### TO DO
Since pictures are not wanted in the copy, output only the rest of each record exactly.

### DATASET RECORDS
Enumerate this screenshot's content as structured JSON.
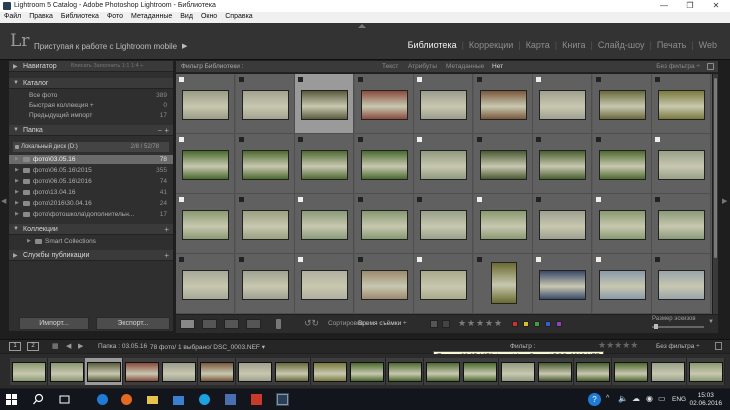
{
  "window": {
    "title": "Lightroom 5 Catalog - Adobe Photoshop Lightroom - Библиотека",
    "controls": [
      "—",
      "❐",
      "✕"
    ]
  },
  "menu": [
    "Файл",
    "Правка",
    "Библиотека",
    "Фото",
    "Метаданные",
    "Вид",
    "Окно",
    "Справка"
  ],
  "identity": {
    "logo": "Lr",
    "mobile_text": "Приступая к работе с Lightroom mobile",
    "mobile_arrow": "▶"
  },
  "modules": [
    {
      "label": "Библиотека",
      "active": true
    },
    {
      "label": "Коррекции",
      "active": false
    },
    {
      "label": "Карта",
      "active": false
    },
    {
      "label": "Книга",
      "active": false
    },
    {
      "label": "Слайд-шоу",
      "active": false
    },
    {
      "label": "Печать",
      "active": false
    },
    {
      "label": "Web",
      "active": false
    }
  ],
  "left_panel": {
    "navigator": {
      "label": "Навигатор",
      "options": "Вписать   Заполнить   1:1   1:4 ÷"
    },
    "catalog": {
      "label": "Каталог",
      "items": [
        {
          "label": "Все фото",
          "count": "389"
        },
        {
          "label": "Быстрая коллекция +",
          "count": "0"
        },
        {
          "label": "Предыдущий импорт",
          "count": "17"
        }
      ]
    },
    "folders": {
      "label": "Папка",
      "actions": "− +",
      "disk": {
        "label": "Локальный диск (D:)",
        "info": "2/8 / 52/78"
      },
      "items": [
        {
          "label": "фото\\03.05.16",
          "count": "78",
          "selected": true
        },
        {
          "label": "фото\\06.05.16\\2015",
          "count": "355",
          "selected": false
        },
        {
          "label": "фото\\06.05.16\\2016",
          "count": "74",
          "selected": false
        },
        {
          "label": "фото\\13.04.16",
          "count": "41",
          "selected": false
        },
        {
          "label": "фото\\2016\\30.04.16",
          "count": "24",
          "selected": false
        },
        {
          "label": "фото\\фотошкола\\дополнительн...",
          "count": "17",
          "selected": false
        }
      ]
    },
    "collections": {
      "label": "Коллекции",
      "action": "+",
      "items": [
        {
          "label": "Smart Collections"
        }
      ]
    },
    "publish": {
      "label": "Службы публикации",
      "action": "+"
    },
    "import_label": "Импорт...",
    "export_label": "Экспорт..."
  },
  "filter_bar": {
    "title": "Фильтр Библиотеки :",
    "tabs": [
      {
        "label": "Текст",
        "active": false
      },
      {
        "label": "Атрибуты",
        "active": false
      },
      {
        "label": "Метаданные",
        "active": false
      },
      {
        "label": "Нет",
        "active": true
      }
    ],
    "preset": "Без фильтра ÷"
  },
  "grid": {
    "cells": [
      {
        "badge": "w",
        "tone": "#9a9c86"
      },
      {
        "badge": "b",
        "tone": "#a2a290"
      },
      {
        "badge": "b",
        "tone": "#5a5c3e",
        "selected": true
      },
      {
        "badge": "b",
        "tone": "#8a4c3e"
      },
      {
        "badge": "w",
        "tone": "#9c9c8e"
      },
      {
        "badge": "b",
        "tone": "#7a5a3e"
      },
      {
        "badge": "w",
        "tone": "#a0a090"
      },
      {
        "badge": "b",
        "tone": "#6a6a3e"
      },
      {
        "badge": "b",
        "tone": "#7a7a3e"
      },
      {
        "badge": "w",
        "tone": "#4a6a2e"
      },
      {
        "badge": "b",
        "tone": "#4e6a30"
      },
      {
        "badge": "b",
        "tone": "#506a34"
      },
      {
        "badge": "b",
        "tone": "#4a6a30"
      },
      {
        "badge": "w",
        "tone": "#909a80"
      },
      {
        "badge": "b",
        "tone": "#4a5a34"
      },
      {
        "badge": "b",
        "tone": "#4a6030"
      },
      {
        "badge": "b",
        "tone": "#506a30"
      },
      {
        "badge": "w",
        "tone": "#98a088"
      },
      {
        "badge": "w",
        "tone": "#8a9a70"
      },
      {
        "badge": "b",
        "tone": "#9aa080"
      },
      {
        "badge": "w",
        "tone": "#8a9a78"
      },
      {
        "badge": "b",
        "tone": "#869870"
      },
      {
        "badge": "b",
        "tone": "#98a088"
      },
      {
        "badge": "w",
        "tone": "#8a9a70"
      },
      {
        "badge": "b",
        "tone": "#9ea090"
      },
      {
        "badge": "w",
        "tone": "#889a70"
      },
      {
        "badge": "b",
        "tone": "#8a9a78"
      },
      {
        "badge": "b",
        "tone": "#a6a898"
      },
      {
        "badge": "b",
        "tone": "#a0a292"
      },
      {
        "badge": "w",
        "tone": "#b0b0a0"
      },
      {
        "badge": "b",
        "tone": "#9c8a70"
      },
      {
        "badge": "w",
        "tone": "#a8aa8a"
      },
      {
        "badge": "b",
        "tone": "#6a6a30",
        "portrait": true
      },
      {
        "badge": "w",
        "tone": "#3a4a6a"
      },
      {
        "badge": "w",
        "tone": "#8a9aaa"
      },
      {
        "badge": "b",
        "tone": "#9aa4aa"
      }
    ]
  },
  "toolbar": {
    "sort_label": "Сортировка :",
    "sort_value": "Время съёмки ÷",
    "thumb_size_label": "Размер эскизов",
    "label_colors": [
      "#d03030",
      "#d0c030",
      "#40a040",
      "#3060d0",
      "#9040c0"
    ]
  },
  "secondary": {
    "monitors": [
      "1",
      "2"
    ],
    "path": "Папка : 03.05.16",
    "count": "78 фото/ 1 выбрано/ DSC_0003.NEF ▾",
    "filter_label": "Фильтр :",
    "filter_value": "Без фильтра ÷",
    "tooltip": "Папка : 03.05.1678 фото / 1 выбрано / DSC_0010.NEF"
  },
  "filmstrip": [
    {
      "tone": "#8a9a70"
    },
    {
      "tone": "#8a9670"
    },
    {
      "tone": "#5a5c3e",
      "selected": true
    },
    {
      "tone": "#8a4c3e"
    },
    {
      "tone": "#9c9c8e"
    },
    {
      "tone": "#7a5a3e"
    },
    {
      "tone": "#a0a090"
    },
    {
      "tone": "#6a6a3e"
    },
    {
      "tone": "#7a7a3e"
    },
    {
      "tone": "#4a6a2e"
    },
    {
      "tone": "#4e6a30"
    },
    {
      "tone": "#506a34"
    },
    {
      "tone": "#4a6a30"
    },
    {
      "tone": "#909a80"
    },
    {
      "tone": "#4a5a34"
    },
    {
      "tone": "#4a6030"
    },
    {
      "tone": "#506a30"
    },
    {
      "tone": "#98a088"
    },
    {
      "tone": "#8a9a70"
    }
  ],
  "taskbar": {
    "time": "15:03",
    "date": "02.06.2016",
    "lang": "ENG"
  }
}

### WRITTEN RESPONSE
Enumerate this screenshot's content as structured JSON.
{
  "window": {
    "title": "Lightroom 5 Catalog - Adobe Photoshop Lightroom - Библиотека",
    "controls": [
      "—",
      "❐",
      "✕"
    ]
  },
  "menu": [
    "Файл",
    "Правка",
    "Библиотека",
    "Фото",
    "Метаданные",
    "Вид",
    "Окно",
    "Справка"
  ],
  "identity": {
    "logo": "Lr",
    "mobile_text": "Приступая к работе с Lightroom mobile",
    "mobile_arrow": "▶"
  },
  "modules": [
    {
      "label": "Библиотека",
      "active": true
    },
    {
      "label": "Коррекции",
      "active": false
    },
    {
      "label": "Карта",
      "active": false
    },
    {
      "label": "Книга",
      "active": false
    },
    {
      "label": "Слайд-шоу",
      "active": false
    },
    {
      "label": "Печать",
      "active": false
    },
    {
      "label": "Web",
      "active": false
    }
  ],
  "left_panel": {
    "navigator": {
      "label": "Навигатор",
      "options": "Вписать   Заполнить   1:1   1:4 ÷"
    },
    "catalog": {
      "label": "Каталог",
      "items": [
        {
          "label": "Все фото",
          "count": "389"
        },
        {
          "label": "Быстрая коллекция +",
          "count": "0"
        },
        {
          "label": "Предыдущий импорт",
          "count": "17"
        }
      ]
    },
    "folders": {
      "label": "Папка",
      "actions": "− +",
      "disk": {
        "label": "Локальный диск (D:)",
        "info": "2/8 / 52/78"
      },
      "items": [
        {
          "label": "фото\\03.05.16",
          "count": "78",
          "selected": true
        },
        {
          "label": "фото\\06.05.16\\2015",
          "count": "355",
          "selected": false
        },
        {
          "label": "фото\\06.05.16\\2016",
          "count": "74",
          "selected": false
        },
        {
          "label": "фото\\13.04.16",
          "count": "41",
          "selected": false
        },
        {
          "label": "фото\\2016\\30.04.16",
          "count": "24",
          "selected": false
        },
        {
          "label": "фото\\фотошкола\\дополнительн...",
          "count": "17",
          "selected": false
        }
      ]
    },
    "collections": {
      "label": "Коллекции",
      "action": "+",
      "items": [
        {
          "label": "Smart Collections"
        }
      ]
    },
    "publish": {
      "label": "Службы публикации",
      "action": "+"
    },
    "import_label": "Импорт...",
    "export_label": "Экспорт..."
  },
  "filter_bar": {
    "title": "Фильтр Библиотеки :",
    "tabs": [
      {
        "label": "Текст",
        "active": false
      },
      {
        "label": "Атрибуты",
        "active": false
      },
      {
        "label": "Метаданные",
        "active": false
      },
      {
        "label": "Нет",
        "active": true
      }
    ],
    "preset": "Без фильтра ÷"
  },
  "grid": {
    "cells": [
      {
        "badge": "w",
        "tone": "#9a9c86"
      },
      {
        "badge": "b",
        "tone": "#a2a290"
      },
      {
        "badge": "b",
        "tone": "#5a5c3e",
        "selected": true
      },
      {
        "badge": "b",
        "tone": "#8a4c3e"
      },
      {
        "badge": "w",
        "tone": "#9c9c8e"
      },
      {
        "badge": "b",
        "tone": "#7a5a3e"
      },
      {
        "badge": "w",
        "tone": "#a0a090"
      },
      {
        "badge": "b",
        "tone": "#6a6a3e"
      },
      {
        "badge": "b",
        "tone": "#7a7a3e"
      },
      {
        "badge": "w",
        "tone": "#4a6a2e"
      },
      {
        "badge": "b",
        "tone": "#4e6a30"
      },
      {
        "badge": "b",
        "tone": "#506a34"
      },
      {
        "badge": "b",
        "tone": "#4a6a30"
      },
      {
        "badge": "w",
        "tone": "#909a80"
      },
      {
        "badge": "b",
        "tone": "#4a5a34"
      },
      {
        "badge": "b",
        "tone": "#4a6030"
      },
      {
        "badge": "b",
        "tone": "#506a30"
      },
      {
        "badge": "w",
        "tone": "#98a088"
      },
      {
        "badge": "w",
        "tone": "#8a9a70"
      },
      {
        "badge": "b",
        "tone": "#9aa080"
      },
      {
        "badge": "w",
        "tone": "#8a9a78"
      },
      {
        "badge": "b",
        "tone": "#869870"
      },
      {
        "badge": "b",
        "tone": "#98a088"
      },
      {
        "badge": "w",
        "tone": "#8a9a70"
      },
      {
        "badge": "b",
        "tone": "#9ea090"
      },
      {
        "badge": "w",
        "tone": "#889a70"
      },
      {
        "badge": "b",
        "tone": "#8a9a78"
      },
      {
        "badge": "b",
        "tone": "#a6a898"
      },
      {
        "badge": "b",
        "tone": "#a0a292"
      },
      {
        "badge": "w",
        "tone": "#b0b0a0"
      },
      {
        "badge": "b",
        "tone": "#9c8a70"
      },
      {
        "badge": "w",
        "tone": "#a8aa8a"
      },
      {
        "badge": "b",
        "tone": "#6a6a30",
        "portrait": true
      },
      {
        "badge": "w",
        "tone": "#3a4a6a"
      },
      {
        "badge": "w",
        "tone": "#8a9aaa"
      },
      {
        "badge": "b",
        "tone": "#9aa4aa"
      }
    ]
  },
  "toolbar": {
    "sort_label": "Сортировка :",
    "sort_value": "Время съёмки ÷",
    "thumb_size_label": "Размер эскизов",
    "label_colors": [
      "#d03030",
      "#d0c030",
      "#40a040",
      "#3060d0",
      "#9040c0"
    ]
  },
  "secondary": {
    "monitors": [
      "1",
      "2"
    ],
    "path": "Папка : 03.05.16",
    "count": "78 фото/ 1 выбрано/ DSC_0003.NEF ▾",
    "filter_label": "Фильтр :",
    "filter_value": "Без фильтра ÷",
    "tooltip": "Папка : 03.05.1678 фото / 1 выбрано / DSC_0010.NEF"
  },
  "filmstrip": [
    {
      "tone": "#8a9a70"
    },
    {
      "tone": "#8a9670"
    },
    {
      "tone": "#5a5c3e",
      "selected": true
    },
    {
      "tone": "#8a4c3e"
    },
    {
      "tone": "#9c9c8e"
    },
    {
      "tone": "#7a5a3e"
    },
    {
      "tone": "#a0a090"
    },
    {
      "tone": "#6a6a3e"
    },
    {
      "tone": "#7a7a3e"
    },
    {
      "tone": "#4a6a2e"
    },
    {
      "tone": "#4e6a30"
    },
    {
      "tone": "#506a34"
    },
    {
      "tone": "#4a6a30"
    },
    {
      "tone": "#909a80"
    },
    {
      "tone": "#4a5a34"
    },
    {
      "tone": "#4a6030"
    },
    {
      "tone": "#506a30"
    },
    {
      "tone": "#98a088"
    },
    {
      "tone": "#8a9a70"
    }
  ],
  "taskbar": {
    "time": "15:03",
    "date": "02.06.2016",
    "lang": "ENG"
  }
}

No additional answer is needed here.